A look into the past of St Bees School history
St Bees School and the surrounding village boast a rich and varied history. The school was founded in 1583 by Edmund Grindal, who was born in the village and went on to become the Archbishop of Canterbury.
Following the dissolution of the monasteries in 1535, there would have been little opportunity for formal education in this area. As a result, the Archbishop petitioned Elizabeth I to establish a school on the basis that:
“Cowpland (now known as Copeland, the area around and including St Bees) is the ignorantest part in religion and most oppressed of covetous landlords of any part of this realm to my knowledge.”
St Bees School has been an integral part of this picturesque coastal village for many centuries. Parts of the original buildings are still in use, following significant expansion in 1844, and above the door of the famous Quadrangle you will find the Latin school motto, “Ingredere Ut Proficias: Enter so that you may make progress.”
We’ve had many students come through our doors here at St Bees over the years, many of which have gone on to do amazing things. Owen Lattimore , Rowan Atkinson, and William Frankland are just some of the proud alumni from St Bees School.
Our past students are so proud of our school that they have their own society – the St Beghian Society. Our Old St Beghians (OSBs) still play a huge role in our School and helping us plan the future of our school.

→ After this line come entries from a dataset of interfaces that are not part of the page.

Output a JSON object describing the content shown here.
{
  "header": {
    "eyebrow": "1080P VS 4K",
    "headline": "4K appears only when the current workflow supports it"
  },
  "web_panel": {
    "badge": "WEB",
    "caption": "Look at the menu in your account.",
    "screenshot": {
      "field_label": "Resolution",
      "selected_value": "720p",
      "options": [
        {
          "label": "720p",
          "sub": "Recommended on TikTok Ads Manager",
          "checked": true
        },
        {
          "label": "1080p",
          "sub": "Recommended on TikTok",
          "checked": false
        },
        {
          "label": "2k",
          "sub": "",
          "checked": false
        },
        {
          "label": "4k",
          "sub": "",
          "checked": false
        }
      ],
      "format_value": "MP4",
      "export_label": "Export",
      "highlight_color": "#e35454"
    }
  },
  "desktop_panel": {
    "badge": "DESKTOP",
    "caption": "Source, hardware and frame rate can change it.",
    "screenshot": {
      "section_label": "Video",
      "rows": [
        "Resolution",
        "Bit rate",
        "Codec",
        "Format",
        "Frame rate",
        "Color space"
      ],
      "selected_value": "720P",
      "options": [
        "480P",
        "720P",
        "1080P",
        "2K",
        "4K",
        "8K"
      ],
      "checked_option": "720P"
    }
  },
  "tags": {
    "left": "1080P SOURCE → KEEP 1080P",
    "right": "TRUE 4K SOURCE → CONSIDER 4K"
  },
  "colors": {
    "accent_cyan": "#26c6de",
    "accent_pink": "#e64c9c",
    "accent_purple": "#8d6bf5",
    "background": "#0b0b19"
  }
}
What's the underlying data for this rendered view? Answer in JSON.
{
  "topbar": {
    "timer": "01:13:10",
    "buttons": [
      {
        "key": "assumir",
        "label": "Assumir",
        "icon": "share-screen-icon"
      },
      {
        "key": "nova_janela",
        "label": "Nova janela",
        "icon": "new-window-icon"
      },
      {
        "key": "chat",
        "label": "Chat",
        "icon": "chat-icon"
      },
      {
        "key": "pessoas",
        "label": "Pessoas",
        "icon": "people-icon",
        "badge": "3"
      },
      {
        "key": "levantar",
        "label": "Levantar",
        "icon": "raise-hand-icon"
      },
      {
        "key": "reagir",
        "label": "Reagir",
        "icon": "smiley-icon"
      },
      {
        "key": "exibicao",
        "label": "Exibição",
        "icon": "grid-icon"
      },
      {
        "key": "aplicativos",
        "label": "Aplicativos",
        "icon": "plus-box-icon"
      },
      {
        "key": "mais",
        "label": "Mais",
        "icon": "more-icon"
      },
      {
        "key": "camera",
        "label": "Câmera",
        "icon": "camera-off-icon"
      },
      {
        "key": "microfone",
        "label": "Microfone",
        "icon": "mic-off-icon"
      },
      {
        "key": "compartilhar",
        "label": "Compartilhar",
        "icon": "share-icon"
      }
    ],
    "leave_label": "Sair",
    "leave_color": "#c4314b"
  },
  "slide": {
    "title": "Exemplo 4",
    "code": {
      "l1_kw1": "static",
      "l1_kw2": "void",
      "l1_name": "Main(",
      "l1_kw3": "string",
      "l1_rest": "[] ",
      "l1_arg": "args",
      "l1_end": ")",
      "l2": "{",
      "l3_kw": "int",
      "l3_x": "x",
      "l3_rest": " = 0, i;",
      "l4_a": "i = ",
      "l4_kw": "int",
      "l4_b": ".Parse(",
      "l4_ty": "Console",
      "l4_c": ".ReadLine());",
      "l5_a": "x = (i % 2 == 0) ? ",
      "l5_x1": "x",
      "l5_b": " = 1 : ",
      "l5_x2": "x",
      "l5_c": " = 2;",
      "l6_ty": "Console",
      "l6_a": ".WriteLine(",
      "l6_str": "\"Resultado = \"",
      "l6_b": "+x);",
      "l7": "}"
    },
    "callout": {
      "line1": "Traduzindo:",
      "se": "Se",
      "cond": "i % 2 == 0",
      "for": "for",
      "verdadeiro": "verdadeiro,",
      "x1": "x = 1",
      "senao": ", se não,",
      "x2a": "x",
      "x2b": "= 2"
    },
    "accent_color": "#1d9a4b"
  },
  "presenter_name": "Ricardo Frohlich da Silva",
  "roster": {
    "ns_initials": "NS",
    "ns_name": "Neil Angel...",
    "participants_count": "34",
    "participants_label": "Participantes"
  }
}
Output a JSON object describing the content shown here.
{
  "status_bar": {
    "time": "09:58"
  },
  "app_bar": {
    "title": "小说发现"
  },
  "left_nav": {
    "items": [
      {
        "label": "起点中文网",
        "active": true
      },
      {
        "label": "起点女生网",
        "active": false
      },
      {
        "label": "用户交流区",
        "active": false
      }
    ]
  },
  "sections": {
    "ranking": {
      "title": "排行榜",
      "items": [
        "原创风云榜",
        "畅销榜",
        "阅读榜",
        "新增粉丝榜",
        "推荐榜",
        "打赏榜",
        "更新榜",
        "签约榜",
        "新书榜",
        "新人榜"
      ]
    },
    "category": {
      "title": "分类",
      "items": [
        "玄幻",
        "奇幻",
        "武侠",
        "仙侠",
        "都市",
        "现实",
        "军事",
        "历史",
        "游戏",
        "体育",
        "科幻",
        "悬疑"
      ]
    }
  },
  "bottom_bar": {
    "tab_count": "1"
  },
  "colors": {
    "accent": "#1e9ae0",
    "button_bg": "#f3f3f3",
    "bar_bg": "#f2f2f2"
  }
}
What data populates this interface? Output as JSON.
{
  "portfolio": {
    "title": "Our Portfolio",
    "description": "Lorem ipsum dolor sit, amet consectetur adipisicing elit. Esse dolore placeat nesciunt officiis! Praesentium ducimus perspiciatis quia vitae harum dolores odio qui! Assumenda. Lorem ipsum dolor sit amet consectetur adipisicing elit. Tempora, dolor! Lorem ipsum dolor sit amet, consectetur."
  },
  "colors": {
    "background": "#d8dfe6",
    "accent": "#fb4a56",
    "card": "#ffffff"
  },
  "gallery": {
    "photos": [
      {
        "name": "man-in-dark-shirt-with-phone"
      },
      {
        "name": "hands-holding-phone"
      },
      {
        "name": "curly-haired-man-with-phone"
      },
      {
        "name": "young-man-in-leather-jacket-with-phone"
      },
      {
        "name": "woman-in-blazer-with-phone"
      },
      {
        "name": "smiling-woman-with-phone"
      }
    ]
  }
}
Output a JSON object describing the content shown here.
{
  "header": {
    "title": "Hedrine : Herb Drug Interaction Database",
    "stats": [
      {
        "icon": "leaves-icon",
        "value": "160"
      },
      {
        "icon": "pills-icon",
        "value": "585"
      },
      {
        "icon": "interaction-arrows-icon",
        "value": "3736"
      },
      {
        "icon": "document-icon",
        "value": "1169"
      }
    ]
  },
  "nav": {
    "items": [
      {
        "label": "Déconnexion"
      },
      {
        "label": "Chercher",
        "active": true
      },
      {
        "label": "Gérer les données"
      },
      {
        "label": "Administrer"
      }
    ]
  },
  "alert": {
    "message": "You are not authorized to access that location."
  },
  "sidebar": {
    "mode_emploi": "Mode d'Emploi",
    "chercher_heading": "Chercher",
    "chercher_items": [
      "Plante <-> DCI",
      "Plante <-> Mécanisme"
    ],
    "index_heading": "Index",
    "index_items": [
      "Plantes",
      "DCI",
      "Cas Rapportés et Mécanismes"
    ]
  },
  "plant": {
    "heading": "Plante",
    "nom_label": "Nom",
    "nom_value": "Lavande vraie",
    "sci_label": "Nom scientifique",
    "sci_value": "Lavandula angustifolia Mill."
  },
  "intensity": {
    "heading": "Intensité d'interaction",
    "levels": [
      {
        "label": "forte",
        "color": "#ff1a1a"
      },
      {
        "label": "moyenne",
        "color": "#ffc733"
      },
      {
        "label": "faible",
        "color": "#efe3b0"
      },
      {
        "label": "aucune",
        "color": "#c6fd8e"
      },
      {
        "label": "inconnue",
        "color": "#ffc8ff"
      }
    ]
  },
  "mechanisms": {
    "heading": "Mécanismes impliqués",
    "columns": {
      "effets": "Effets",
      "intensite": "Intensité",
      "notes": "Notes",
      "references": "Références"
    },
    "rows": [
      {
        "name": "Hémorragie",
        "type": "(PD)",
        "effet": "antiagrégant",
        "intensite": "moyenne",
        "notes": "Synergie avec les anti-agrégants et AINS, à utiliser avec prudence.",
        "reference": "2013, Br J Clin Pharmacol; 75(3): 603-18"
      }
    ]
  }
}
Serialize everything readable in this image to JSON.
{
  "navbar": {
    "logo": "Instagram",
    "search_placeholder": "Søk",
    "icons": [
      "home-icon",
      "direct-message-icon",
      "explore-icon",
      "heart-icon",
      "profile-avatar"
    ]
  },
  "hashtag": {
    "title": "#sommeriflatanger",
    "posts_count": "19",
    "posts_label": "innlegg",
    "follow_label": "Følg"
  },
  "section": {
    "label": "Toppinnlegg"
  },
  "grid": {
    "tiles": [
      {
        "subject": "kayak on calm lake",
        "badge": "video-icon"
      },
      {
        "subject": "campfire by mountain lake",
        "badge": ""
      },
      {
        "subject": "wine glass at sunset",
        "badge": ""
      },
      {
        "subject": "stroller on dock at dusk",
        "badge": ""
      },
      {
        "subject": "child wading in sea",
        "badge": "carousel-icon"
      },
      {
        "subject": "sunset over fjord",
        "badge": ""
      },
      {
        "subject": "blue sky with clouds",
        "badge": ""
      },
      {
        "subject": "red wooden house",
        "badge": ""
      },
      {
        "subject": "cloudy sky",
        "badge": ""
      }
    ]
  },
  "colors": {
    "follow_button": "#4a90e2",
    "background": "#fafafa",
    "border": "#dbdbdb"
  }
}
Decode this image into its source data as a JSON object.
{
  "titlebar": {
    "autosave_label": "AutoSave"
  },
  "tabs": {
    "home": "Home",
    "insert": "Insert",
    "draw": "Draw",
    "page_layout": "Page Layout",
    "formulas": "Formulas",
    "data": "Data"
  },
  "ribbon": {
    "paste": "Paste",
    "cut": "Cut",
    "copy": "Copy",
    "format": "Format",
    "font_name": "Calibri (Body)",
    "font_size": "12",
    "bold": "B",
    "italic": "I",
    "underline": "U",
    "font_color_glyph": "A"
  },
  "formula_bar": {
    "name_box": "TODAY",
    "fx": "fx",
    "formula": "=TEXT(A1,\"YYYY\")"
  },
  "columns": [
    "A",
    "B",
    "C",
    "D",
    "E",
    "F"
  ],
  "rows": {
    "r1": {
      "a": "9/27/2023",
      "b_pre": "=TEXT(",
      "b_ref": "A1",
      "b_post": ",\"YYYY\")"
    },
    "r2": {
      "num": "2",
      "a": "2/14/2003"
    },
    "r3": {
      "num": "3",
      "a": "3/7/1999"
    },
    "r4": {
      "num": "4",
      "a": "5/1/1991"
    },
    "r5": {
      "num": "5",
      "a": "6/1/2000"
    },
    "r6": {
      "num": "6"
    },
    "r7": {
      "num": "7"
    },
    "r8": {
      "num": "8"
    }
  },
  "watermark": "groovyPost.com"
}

History and heritage provide the firm foundations for our school – leading the way for the innovative future ahead at St Bees School.